Among the entries below, find the lines with the word "microphone" and return them.

========

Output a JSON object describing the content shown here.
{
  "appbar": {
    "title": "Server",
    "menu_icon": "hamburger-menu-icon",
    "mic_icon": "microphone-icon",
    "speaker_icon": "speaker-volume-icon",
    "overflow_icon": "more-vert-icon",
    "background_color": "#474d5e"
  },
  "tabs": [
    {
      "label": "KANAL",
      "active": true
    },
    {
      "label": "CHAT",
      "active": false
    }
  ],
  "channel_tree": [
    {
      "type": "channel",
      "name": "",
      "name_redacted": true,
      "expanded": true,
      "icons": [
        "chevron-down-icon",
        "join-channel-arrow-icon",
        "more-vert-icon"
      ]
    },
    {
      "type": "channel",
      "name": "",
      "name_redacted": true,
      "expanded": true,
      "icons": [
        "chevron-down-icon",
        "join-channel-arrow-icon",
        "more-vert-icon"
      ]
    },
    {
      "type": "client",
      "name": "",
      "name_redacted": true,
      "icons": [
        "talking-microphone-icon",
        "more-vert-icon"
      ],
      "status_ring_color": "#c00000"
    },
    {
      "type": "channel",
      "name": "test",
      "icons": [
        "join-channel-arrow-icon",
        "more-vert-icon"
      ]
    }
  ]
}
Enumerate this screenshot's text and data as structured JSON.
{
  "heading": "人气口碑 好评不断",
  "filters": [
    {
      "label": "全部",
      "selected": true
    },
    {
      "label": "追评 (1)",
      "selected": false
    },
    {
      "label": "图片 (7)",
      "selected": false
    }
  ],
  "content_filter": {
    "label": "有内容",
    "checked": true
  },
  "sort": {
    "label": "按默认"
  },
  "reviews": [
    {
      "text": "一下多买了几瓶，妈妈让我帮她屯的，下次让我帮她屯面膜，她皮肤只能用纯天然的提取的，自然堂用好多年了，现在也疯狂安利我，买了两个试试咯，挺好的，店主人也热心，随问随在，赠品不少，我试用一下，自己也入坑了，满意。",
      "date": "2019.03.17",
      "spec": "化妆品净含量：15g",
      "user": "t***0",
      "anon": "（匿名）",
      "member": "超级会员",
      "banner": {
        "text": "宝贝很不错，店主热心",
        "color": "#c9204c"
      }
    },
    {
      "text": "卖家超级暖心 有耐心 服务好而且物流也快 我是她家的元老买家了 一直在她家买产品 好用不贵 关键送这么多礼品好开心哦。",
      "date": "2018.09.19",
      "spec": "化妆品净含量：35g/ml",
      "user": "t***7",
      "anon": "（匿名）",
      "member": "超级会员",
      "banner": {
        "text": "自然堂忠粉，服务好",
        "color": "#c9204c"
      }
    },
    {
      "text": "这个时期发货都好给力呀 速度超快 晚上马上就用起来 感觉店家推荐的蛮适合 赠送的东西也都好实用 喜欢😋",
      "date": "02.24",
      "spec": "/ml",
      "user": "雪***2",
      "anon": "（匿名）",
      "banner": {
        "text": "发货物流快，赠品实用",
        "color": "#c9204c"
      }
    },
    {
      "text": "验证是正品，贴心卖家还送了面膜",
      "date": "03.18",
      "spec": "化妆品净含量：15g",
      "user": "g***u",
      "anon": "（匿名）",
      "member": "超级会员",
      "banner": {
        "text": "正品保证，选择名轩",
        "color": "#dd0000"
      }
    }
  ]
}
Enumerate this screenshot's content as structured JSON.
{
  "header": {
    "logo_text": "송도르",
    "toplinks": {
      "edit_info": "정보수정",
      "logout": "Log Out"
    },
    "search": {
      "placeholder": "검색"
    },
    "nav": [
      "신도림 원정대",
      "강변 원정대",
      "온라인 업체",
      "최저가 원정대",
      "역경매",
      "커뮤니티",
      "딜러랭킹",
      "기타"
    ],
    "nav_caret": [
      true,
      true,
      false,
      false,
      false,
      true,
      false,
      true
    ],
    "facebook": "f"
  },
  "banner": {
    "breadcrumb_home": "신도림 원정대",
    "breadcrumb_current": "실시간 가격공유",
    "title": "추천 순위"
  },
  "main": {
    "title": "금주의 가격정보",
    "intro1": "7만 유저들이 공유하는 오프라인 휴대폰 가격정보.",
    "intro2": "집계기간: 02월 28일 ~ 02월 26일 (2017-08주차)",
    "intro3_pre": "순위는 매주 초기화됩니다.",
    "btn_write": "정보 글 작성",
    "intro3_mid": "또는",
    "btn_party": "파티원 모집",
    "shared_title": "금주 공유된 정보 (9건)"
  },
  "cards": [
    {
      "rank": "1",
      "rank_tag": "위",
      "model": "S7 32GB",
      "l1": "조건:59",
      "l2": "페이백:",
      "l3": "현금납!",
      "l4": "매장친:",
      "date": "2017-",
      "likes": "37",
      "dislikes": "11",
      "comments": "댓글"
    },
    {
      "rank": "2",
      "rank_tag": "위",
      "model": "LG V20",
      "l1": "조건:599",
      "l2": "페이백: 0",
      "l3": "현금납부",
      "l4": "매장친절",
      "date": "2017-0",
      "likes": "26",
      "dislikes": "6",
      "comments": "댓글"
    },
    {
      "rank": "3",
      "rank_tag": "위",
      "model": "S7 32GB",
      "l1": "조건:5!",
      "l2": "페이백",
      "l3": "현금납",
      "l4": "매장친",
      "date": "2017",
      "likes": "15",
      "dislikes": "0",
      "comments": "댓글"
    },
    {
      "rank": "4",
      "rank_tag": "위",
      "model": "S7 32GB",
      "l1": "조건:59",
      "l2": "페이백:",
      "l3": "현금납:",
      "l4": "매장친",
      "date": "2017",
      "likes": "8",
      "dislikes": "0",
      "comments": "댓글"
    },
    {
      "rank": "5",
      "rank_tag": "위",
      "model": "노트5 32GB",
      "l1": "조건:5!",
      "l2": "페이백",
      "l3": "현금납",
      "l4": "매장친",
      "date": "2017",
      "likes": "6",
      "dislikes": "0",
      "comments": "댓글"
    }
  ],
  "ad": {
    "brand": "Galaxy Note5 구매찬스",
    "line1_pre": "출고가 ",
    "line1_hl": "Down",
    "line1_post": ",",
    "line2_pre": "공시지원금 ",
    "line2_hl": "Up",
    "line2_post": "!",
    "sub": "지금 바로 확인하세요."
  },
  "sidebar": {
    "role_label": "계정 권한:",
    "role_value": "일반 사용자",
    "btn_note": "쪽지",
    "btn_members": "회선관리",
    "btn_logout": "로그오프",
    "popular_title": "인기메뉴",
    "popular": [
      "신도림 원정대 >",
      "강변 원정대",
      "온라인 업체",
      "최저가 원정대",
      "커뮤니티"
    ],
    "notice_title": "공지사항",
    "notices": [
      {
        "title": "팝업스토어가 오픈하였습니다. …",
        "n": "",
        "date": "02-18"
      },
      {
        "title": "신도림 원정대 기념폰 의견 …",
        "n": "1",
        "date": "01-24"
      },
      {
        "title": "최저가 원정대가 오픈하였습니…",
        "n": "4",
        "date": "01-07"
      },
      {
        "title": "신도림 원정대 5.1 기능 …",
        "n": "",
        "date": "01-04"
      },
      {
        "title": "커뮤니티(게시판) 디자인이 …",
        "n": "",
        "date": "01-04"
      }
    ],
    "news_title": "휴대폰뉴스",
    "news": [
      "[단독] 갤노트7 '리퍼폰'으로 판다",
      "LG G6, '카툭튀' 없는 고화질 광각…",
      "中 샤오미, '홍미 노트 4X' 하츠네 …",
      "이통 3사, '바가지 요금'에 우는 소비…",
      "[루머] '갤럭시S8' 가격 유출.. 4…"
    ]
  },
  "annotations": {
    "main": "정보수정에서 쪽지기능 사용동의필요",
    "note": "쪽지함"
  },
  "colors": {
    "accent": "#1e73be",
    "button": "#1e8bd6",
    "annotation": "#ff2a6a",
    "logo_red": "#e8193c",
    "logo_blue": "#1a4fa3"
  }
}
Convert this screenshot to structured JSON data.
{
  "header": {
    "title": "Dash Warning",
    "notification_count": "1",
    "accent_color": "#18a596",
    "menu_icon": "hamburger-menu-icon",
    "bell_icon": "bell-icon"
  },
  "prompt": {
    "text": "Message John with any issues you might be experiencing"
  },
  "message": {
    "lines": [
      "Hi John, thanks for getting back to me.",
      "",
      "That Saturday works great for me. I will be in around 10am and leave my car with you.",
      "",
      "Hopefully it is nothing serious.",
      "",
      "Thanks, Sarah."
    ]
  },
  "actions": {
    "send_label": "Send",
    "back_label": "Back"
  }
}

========

▸ **Answer for the task**:
    "mic_icon": "microphone-icon",
        "talking-microphone-icon",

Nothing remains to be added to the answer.